Under the study’s design, when taxpayers with annual incomes of $45,000 or below (and a family member between the ages of 17 and 30 who lacked a bachelor’s degree) sought tax help from an H&R Block office in parts of Ohio or Charlotte, N.C., those who consented to participate were placed into one of three groups: one in which they got (1) help completing the FAFSA as well as personalized guidance about their eligibility for college aid, (2) advice alone about financial aid, or (3) no intervention at all.
For the first group, specially trained H&R Block representatives helped the taxpayers fill out the FAFSA, first using a piece of software to populate the form with existing tax data and then interviewing the taxpayer to tease out the FAFSA information that the IRS doesn’t collect, related to parental education, etc. (The latter process took an average of eight minutes, the researchers report.) The software then calculated the value of the federal financial aid the would-be student was likely to qualify for, and the H&R Block rep offered to submit the FAFSA to the federal government at no charge.
The second group received an individualized estimate of likely federal aid and a sense of how much that would help him or her at local colleges, but no assistance on the financial aid form. The last group got no help.
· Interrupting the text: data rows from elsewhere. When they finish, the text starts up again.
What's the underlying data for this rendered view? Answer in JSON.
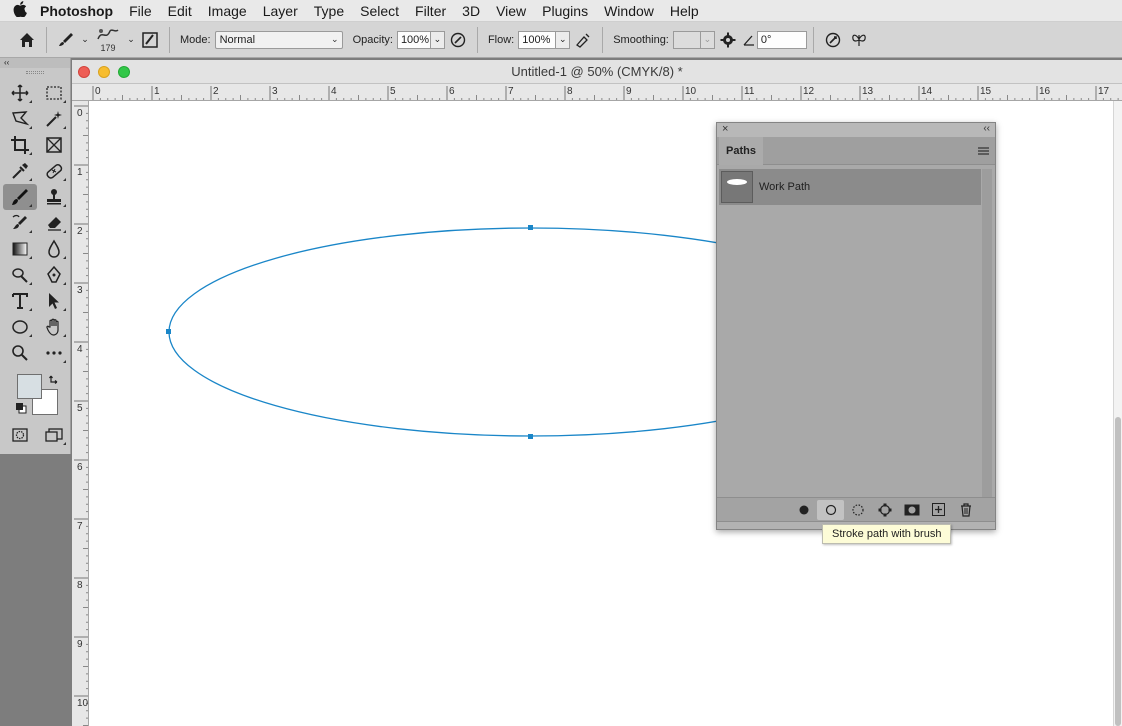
{
  "menubar": {
    "apple": "",
    "app_name": "Photoshop",
    "items": [
      "File",
      "Edit",
      "Image",
      "Layer",
      "Type",
      "Select",
      "Filter",
      "3D",
      "View",
      "Plugins",
      "Window",
      "Help"
    ]
  },
  "options_bar": {
    "brush_size": "179",
    "mode_label": "Mode:",
    "mode_value": "Normal",
    "opacity_label": "Opacity:",
    "opacity_value": "100%",
    "flow_label": "Flow:",
    "flow_value": "100%",
    "smoothing_label": "Smoothing:",
    "smoothing_value": "",
    "angle_value": "0°"
  },
  "tools_panel": {
    "collapse_glyph": "‹‹",
    "active_tool": "brush-tool",
    "foreground_color": "#d7dfe3",
    "background_color": "#ffffff"
  },
  "document": {
    "title": "Untitled-1 @ 50% (CMYK/8) *",
    "h_ruler_labels": [
      "0",
      "1",
      "2",
      "3",
      "4",
      "5",
      "6",
      "7",
      "8",
      "9",
      "10",
      "11",
      "12",
      "13",
      "14",
      "15",
      "16",
      "17"
    ],
    "v_ruler_labels": [
      "0",
      "1",
      "2",
      "3",
      "4",
      "5",
      "6",
      "7",
      "8",
      "9",
      "10"
    ],
    "path_color": "#1a86c8"
  },
  "paths_panel": {
    "tab_label": "Paths",
    "items": [
      {
        "name": "Work Path"
      }
    ],
    "footer_buttons": [
      "fill-path",
      "stroke-path",
      "load-selection",
      "make-work-path",
      "add-mask",
      "new-path",
      "delete-path"
    ]
  },
  "tooltip": {
    "text": "Stroke path with brush"
  }
}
More than 10,000 people were in the first group, about 1,500 in the information only group, and nearly 12,000 in the control group.
Among those who received the full FAFSA treatment:
The researchers found that "simply informing high school seniors and older adults about their aid eligibility" had virtually no impact on college going, though the scholars note that efforts designed to inform families about aid prospects earlier in high school or middle school, as increasing numbers of state, institutional and other programs aim to do, might have an impact.
The study’s findings, the researchers say, largely support some of the policy directions in which the Obama administration (and to some extent the Bush administration before it) have been going, such as using Internal Revenue Service data to prepopulate prospective students’ FAFSA applications.
But it’s unclear from the data, Oreopoulos of the University of Toronto said, how much of the beneficial result the researchers found came from the prepopulation of the form with tax data and how much came from the hands-on assistance the tax preparers provided, or from both. "There really hasn’t been much talk in the government initiatives about the assistance piece — the hand holding with someone helping to fill out and file the form," he said. "The fact that most of the result we found came from the people who elected to have the form filed for them electronically suggests that, even with prepopulating the form with IRS data, leaving the onus on the individual to look up the form, download and fill it out could still be a barrier."
The researchers are therefore exploring ways in which they might be able to replicate on a larger scale the help that H&R Block provided — perhaps through other tax preparers, Oreopoulos said, or even through high schools.
The other major focus of the scholars’ future work will be keeping tabs on how the students who were drawn into higher education through the FAFSA simplification project fared once they enrolled in college — whether they stayed in school, graduated, etc.
"There’s a question here of, are we just taking people who can barely fill out forms and affecting them to go to college?" Oreopoulos said. "The be all and end all is not that we’ve helped people get to college. The hope is that it helps them later in life. We need to make sure it does."